Never again can we allow vulnerable children in need of care to be subjected to the sexual, physical and emotional abuse described in the Scottish Child Abuse Inquiry’s first report.
“For many children who were in Smyllum and Bellevue, the homes were places of fear, coercive control, threat, excessive discipline and emotional, physical and sexual abuse, where they found no love, no compassion, no dignity and no comfort.”
The Scottish Child Abuse Inquiry’s first report – and there will be more – makes grim reading.
Children whose lives were such that they had to be taken into ‘care’ found the very opposite at two institutions, Smyllum Park in Lanark and Bellevue House in Rutherglen, run by a Catholic religious order called the Daughters of Charity of St Vincent de Paul.
Sexual abuse was carried out by priests, sisters, staff members, a volunteer and visitors to the homes; physical abuse, using leather straps, sticks and even wooden crucifixes, was so common that “being hit was a normal aspect of daily life”; and emotional abuse was “an established aspect of the regime.

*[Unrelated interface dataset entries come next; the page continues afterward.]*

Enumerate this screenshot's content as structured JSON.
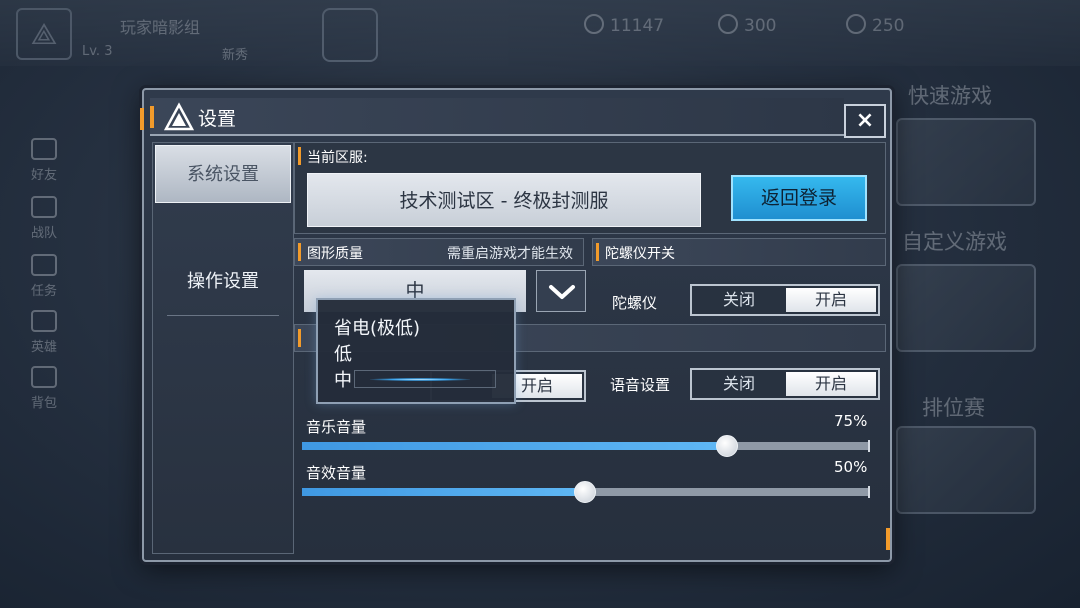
{
  "background": {
    "player_name": "玩家暗影组",
    "level": "Lv. 3",
    "player_tag": "新秀",
    "currencies": [
      "11147",
      "300",
      "250"
    ],
    "left_menu": [
      "好友",
      "战队",
      "任务",
      "英雄",
      "背包"
    ],
    "right_modes": [
      "快速游戏",
      "自定义游戏",
      "排位赛"
    ]
  },
  "dialog": {
    "title": "设置",
    "close_label": "×"
  },
  "nav": {
    "items": [
      {
        "label": "系统设置",
        "active": true
      },
      {
        "label": "操作设置",
        "active": false
      }
    ]
  },
  "server": {
    "heading": "当前区服:",
    "value": "技术测试区 - 终极封测服",
    "back_button": "返回登录"
  },
  "graphics": {
    "heading": "图形质量",
    "note": "需重启游戏才能生效",
    "selected": "中",
    "options": [
      "省电(极低)",
      "低",
      "中"
    ]
  },
  "gyro": {
    "heading": "陀螺仪开关",
    "label": "陀螺仪",
    "off_label": "关闭",
    "on_label": "开启",
    "value": "开启"
  },
  "audio": {
    "hidden_toggle_on_label": "开启",
    "voice_label": "语音设置",
    "voice_off": "关闭",
    "voice_on": "开启",
    "voice_value": "开启",
    "music_label": "音乐音量",
    "music_value": 0.75,
    "music_pct": "75%",
    "sfx_label": "音效音量",
    "sfx_value": 0.5,
    "sfx_pct": "50%"
  },
  "colors": {
    "accent_orange": "#f29b2b",
    "button_blue": "#1f8fd0",
    "slider_fill": "#4aa6ec"
  }
}
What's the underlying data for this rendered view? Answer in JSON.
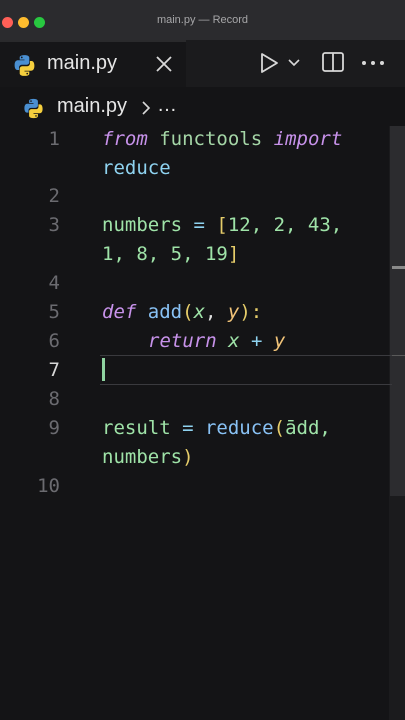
{
  "window": {
    "title": "main.py — Record"
  },
  "tab": {
    "label": "main.py"
  },
  "breadcrumb": {
    "file": "main.py",
    "more": "…"
  },
  "gutter": [
    "1",
    "2",
    "3",
    "4",
    "5",
    "6",
    "7",
    "8",
    "9",
    "10"
  ],
  "code": {
    "l1_from": "from",
    "l1_functools": "functools",
    "l1_import": "import",
    "l1b_reduce": "reduce",
    "l3_numbers": "numbers",
    "l3_eq": " = ",
    "l3_open": "[",
    "l3_vals1": "12, 2, 43,",
    "l3b_vals2": "1, 8, 5, 19",
    "l3b_close": "]",
    "l5_def": "def",
    "l5_add": "add",
    "l5_open": "(",
    "l5_x": "x",
    "l5_comma": ", ",
    "l5_y": "y",
    "l5_close": "):",
    "l6_return": "return",
    "l6_x": "x",
    "l6_plus": " + ",
    "l6_y": "y",
    "l9_result": "result",
    "l9_eq": " = ",
    "l9_reduce": "reduce",
    "l9_open": "(",
    "l9_add": "ādd,",
    "l9b_numbers": "numbers",
    "l9b_close": ")"
  },
  "icons": {
    "python": "python-icon",
    "close": "close-icon",
    "run": "play-icon",
    "split": "split-editor-icon",
    "more": "ellipsis-icon"
  },
  "colors": {
    "accent_cursor": "#8fd3a0",
    "background": "#141416"
  }
}
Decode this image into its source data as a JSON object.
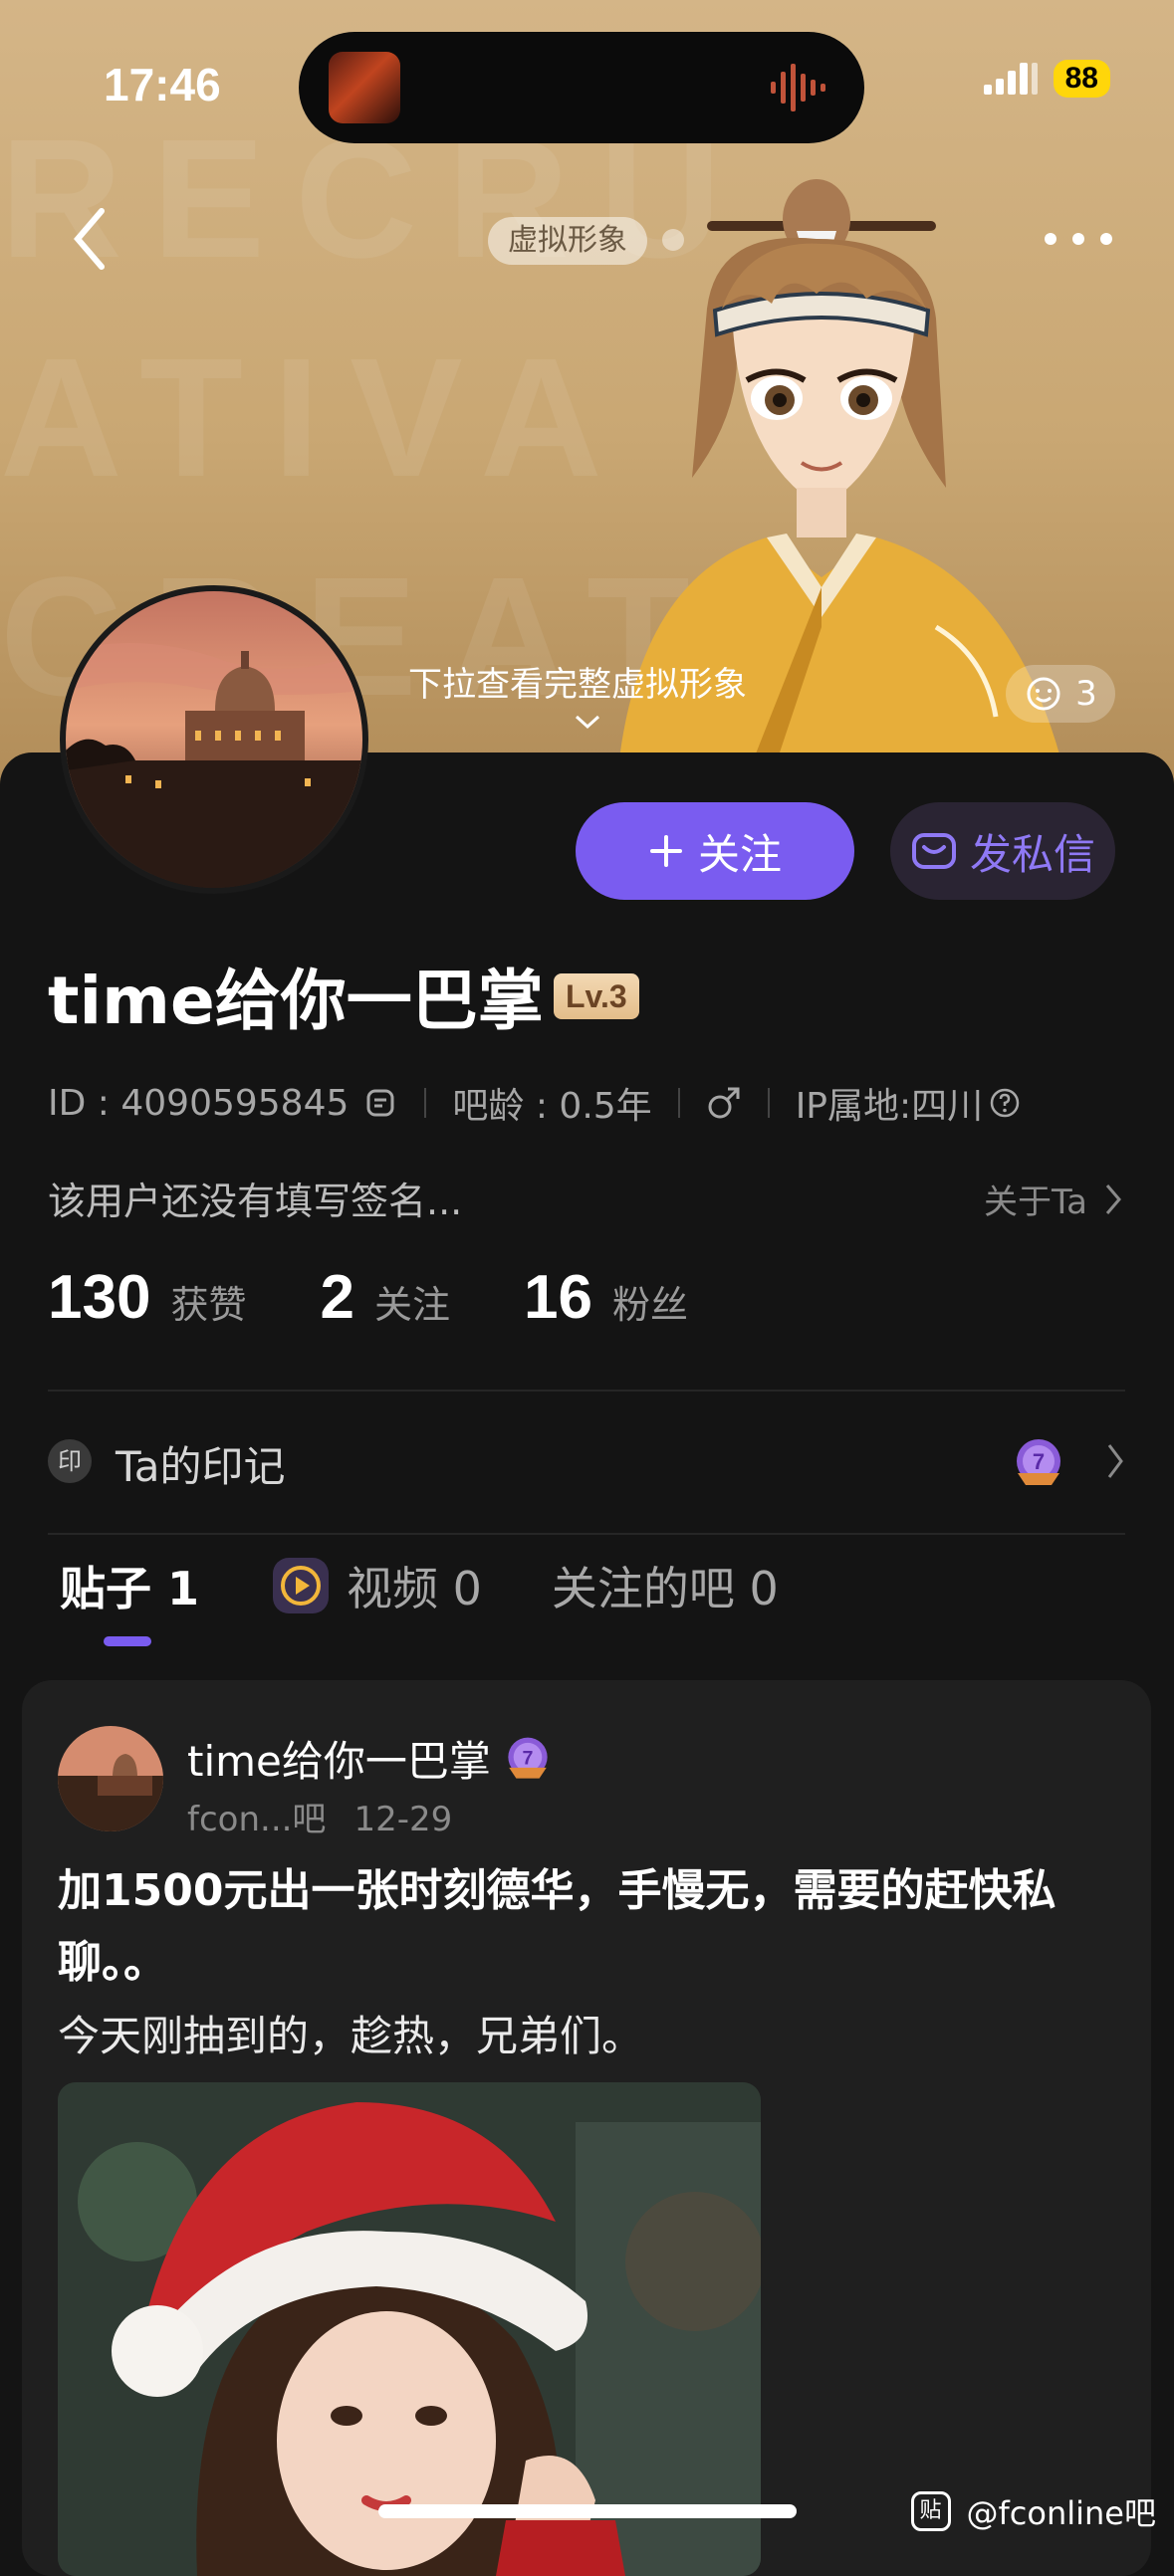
{
  "status_bar": {
    "time": "17:46",
    "battery": "88"
  },
  "header": {
    "chip_label": "虚拟形象"
  },
  "banner": {
    "pull_hint": "下拉查看完整虚拟形象",
    "likes": "3"
  },
  "actions": {
    "follow_label": "关注",
    "dm_label": "发私信"
  },
  "profile": {
    "name": "time给你一巴掌",
    "level": "Lv.3",
    "id_text": "ID : 4090595845",
    "age_text": "吧龄 : 0.5年",
    "ip_text": "IP属地:四川",
    "bio": "该用户还没有填写签名...",
    "about_label": "关于Ta"
  },
  "stats": [
    {
      "value": "130",
      "label": "获赞"
    },
    {
      "value": "2",
      "label": "关注"
    },
    {
      "value": "16",
      "label": "粉丝"
    }
  ],
  "mark": {
    "icon_text": "印",
    "label": "Ta的印记",
    "badge_number": "7"
  },
  "tabs": [
    {
      "label": "贴子 1"
    },
    {
      "label": "视频 0"
    },
    {
      "label": "关注的吧 0"
    }
  ],
  "post": {
    "author": "time给你一巴掌",
    "author_badge": "7",
    "forum": "fcon...吧",
    "date": "12-29",
    "title": "加1500元出一张时刻德华，手慢无，需要的赶快私聊。。",
    "body": "今天刚抽到的，趁热，兄弟们。"
  },
  "watermark": {
    "logo": "贴",
    "text": "@fconline吧"
  },
  "colors": {
    "accent": "#7a5cf0",
    "banner": "#c9a773",
    "background": "#141414"
  }
}
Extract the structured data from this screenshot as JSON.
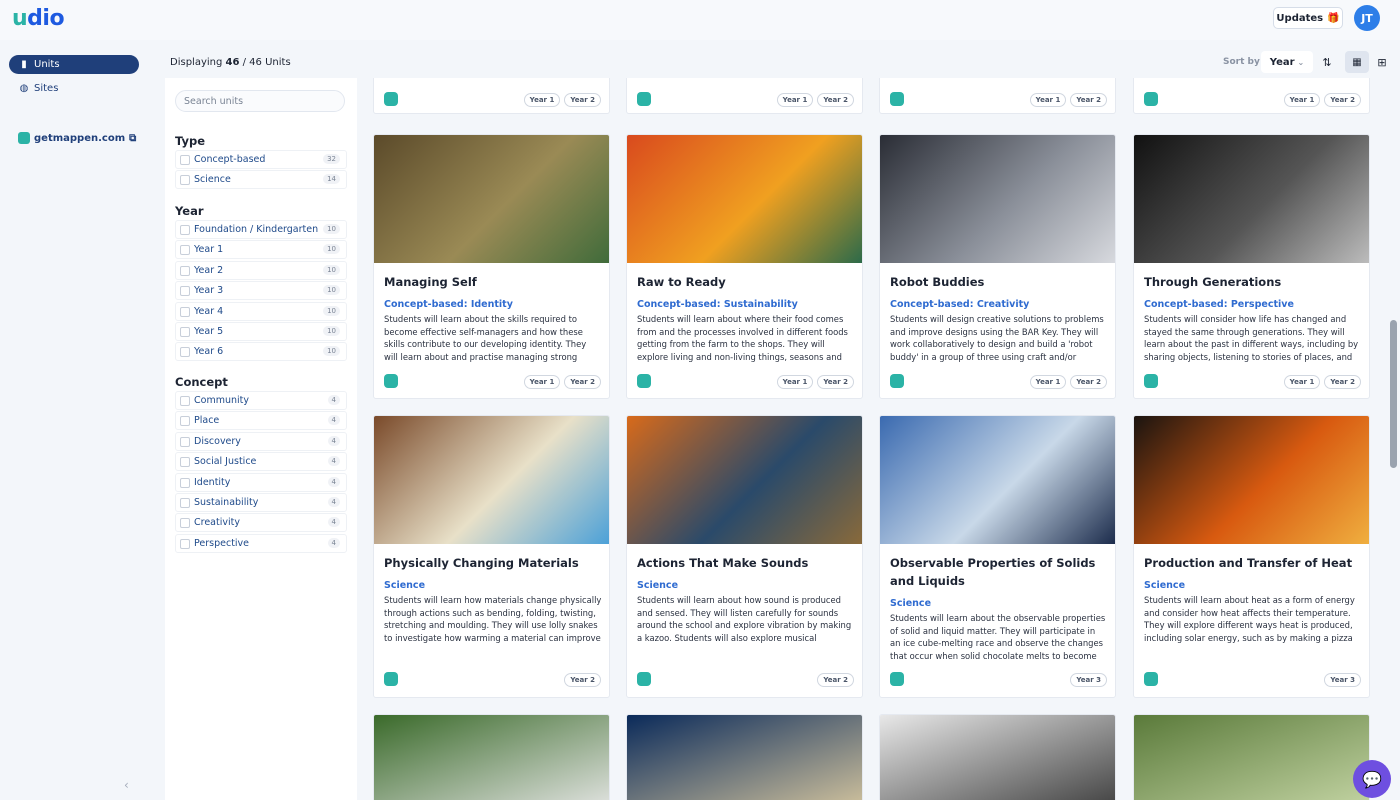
{
  "app": {
    "logo_text": "udio",
    "logo_prefix": "u"
  },
  "topbar": {
    "updates_label": "Updates",
    "avatar_initials": "JT"
  },
  "nav": {
    "items": [
      {
        "label": "Units",
        "icon": "book-icon",
        "active": true
      },
      {
        "label": "Sites",
        "icon": "globe-icon",
        "active": false
      }
    ],
    "external_link": "getmappen.com"
  },
  "header": {
    "displaying_prefix": "Displaying",
    "shown": "46",
    "total": "46",
    "suffix": "Units",
    "sort_label": "Sort by",
    "sort_value": "Year"
  },
  "filters": {
    "search_placeholder": "Search units",
    "groups": [
      {
        "title": "Type",
        "options": [
          {
            "label": "Concept-based",
            "count": "32"
          },
          {
            "label": "Science",
            "count": "14"
          }
        ]
      },
      {
        "title": "Year",
        "options": [
          {
            "label": "Foundation / Kindergarten",
            "count": "10"
          },
          {
            "label": "Year 1",
            "count": "10"
          },
          {
            "label": "Year 2",
            "count": "10"
          },
          {
            "label": "Year 3",
            "count": "10"
          },
          {
            "label": "Year 4",
            "count": "10"
          },
          {
            "label": "Year 5",
            "count": "10"
          },
          {
            "label": "Year 6",
            "count": "10"
          }
        ]
      },
      {
        "title": "Concept",
        "options": [
          {
            "label": "Community",
            "count": "4"
          },
          {
            "label": "Place",
            "count": "4"
          },
          {
            "label": "Discovery",
            "count": "4"
          },
          {
            "label": "Social Justice",
            "count": "4"
          },
          {
            "label": "Identity",
            "count": "4"
          },
          {
            "label": "Sustainability",
            "count": "4"
          },
          {
            "label": "Creativity",
            "count": "4"
          },
          {
            "label": "Perspective",
            "count": "4"
          }
        ]
      }
    ]
  },
  "partial_row_years": [
    [
      "Year 1",
      "Year 2"
    ],
    [
      "Year 1",
      "Year 2"
    ],
    [
      "Year 1",
      "Year 2"
    ],
    [
      "Year 1",
      "Year 2"
    ]
  ],
  "cards": [
    {
      "title": "Managing Self",
      "tag": "Concept-based: Identity",
      "desc": "Students will learn about the skills required to become effective self-managers and how these skills contribute to our developing identity. They will learn about and practise managing strong emotions, givin...",
      "years": [
        "Year 1",
        "Year 2"
      ],
      "img_colors": [
        "#5b4a2a",
        "#9a8a55",
        "#3f6b3a"
      ]
    },
    {
      "title": "Raw to Ready",
      "tag": "Concept-based: Sustainability",
      "desc": "Students will learn about where their food comes from and the processes involved in different foods getting from the farm to the shops. They will explore living and non-living things, seasons and seasonal produce...",
      "years": [
        "Year 1",
        "Year 2"
      ],
      "img_colors": [
        "#d94a1e",
        "#f0a020",
        "#2a6a4a"
      ]
    },
    {
      "title": "Robot Buddies",
      "tag": "Concept-based: Creativity",
      "desc": "Students will design creative solutions to problems and improve designs using the BAR Key. They will work collaboratively to design and build a 'robot buddy' in a group of three using craft and/or recyclable...",
      "years": [
        "Year 1",
        "Year 2"
      ],
      "img_colors": [
        "#2a2d35",
        "#8a8f99",
        "#d8dadf"
      ]
    },
    {
      "title": "Through Generations",
      "tag": "Concept-based: Perspective",
      "desc": "Students will consider how life has changed and stayed the same through generations. They will learn about the past in different ways, including by sharing objects, listening to stories of places, and asking...",
      "years": [
        "Year 1",
        "Year 2"
      ],
      "img_colors": [
        "#111111",
        "#555555",
        "#bdbdbd"
      ]
    },
    {
      "title": "Physically Changing Materials",
      "tag": "Science",
      "desc": "Students will learn how materials change physically through actions such as bending, folding, twisting, stretching and moulding. They will use lolly snakes to investigate how warming a material can improve its...",
      "years": [
        "Year 2"
      ],
      "img_colors": [
        "#7a4a2a",
        "#e8e0c8",
        "#4aa0d8"
      ]
    },
    {
      "title": "Actions That Make Sounds",
      "tag": "Science",
      "desc": "Students will learn about how sound is produced and sensed. They will listen carefully for sounds around the school and explore vibration by making a kazoo. Students will also explore musical instruments and...",
      "years": [
        "Year 2"
      ],
      "img_colors": [
        "#d86a1a",
        "#2a4a6a",
        "#8a6a3a"
      ]
    },
    {
      "title": "Observable Properties of Solids and Liquids",
      "tag": "Science",
      "desc": "Students will learn about the observable properties of solid and liquid matter. They will participate in an ice cube-melting race and observe the changes that occur when solid chocolate melts to become liquid...",
      "years": [
        "Year 3"
      ],
      "img_colors": [
        "#3a6ab0",
        "#c8d8e8",
        "#1a2a4a"
      ]
    },
    {
      "title": "Production and Transfer of Heat",
      "tag": "Science",
      "desc": "Students will learn about heat as a form of energy and consider how heat affects their temperature. They will explore different ways heat is produced, including solar energy, such as by making a pizza box solar...",
      "years": [
        "Year 3"
      ],
      "img_colors": [
        "#1a1410",
        "#d85a10",
        "#f0b040"
      ]
    }
  ],
  "bottom_row_colors": [
    [
      "#3a6a2a",
      "#e8e8e8"
    ],
    [
      "#0a2a5a",
      "#d8c8a0"
    ],
    [
      "#e8e8e8",
      "#3a3a3a"
    ],
    [
      "#5a7a3a",
      "#c8d8a8"
    ]
  ]
}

It was designed to hurt and belittle children. It was very cruel”.
Children were abused for being left-handed, for being Protestants and one was told that “Jewishness would be knocked out of him whilst he was being beaten”. High-achieving children were “denigrated” rather than praised. If it is hard to read Lady Smith’s report, and it is, how much harder must it have been for the children affected to endure such a living hell? While it was a hell created by people who professed to be Christians, do not for a moment think that child abuse is restricted to a particular faith. The Scottish Child Abuse Inquiry’s remit includes boarding schools, medical establishments and other care homes and it seems certain to uncover further evidence of such utterly appalling inhumanity.
Lady Smith, who should be praised for her handling of a complex, difficult and emotional inquiry, said she would take into account the findings made to date when she makes her recommendations in the final report.
In publishing this first report, she has vindicated claims of people who suffered much and yet were ignored for far too long. Compensation for them and prosecutions should now follow as soon as is possible.
Beyond those immediate concerns, steps should be taken to ensure that never again will some of the most vulnerable children in Scotland be subjected to such horrific treatment, the word ‘care’ so despicably corrupted.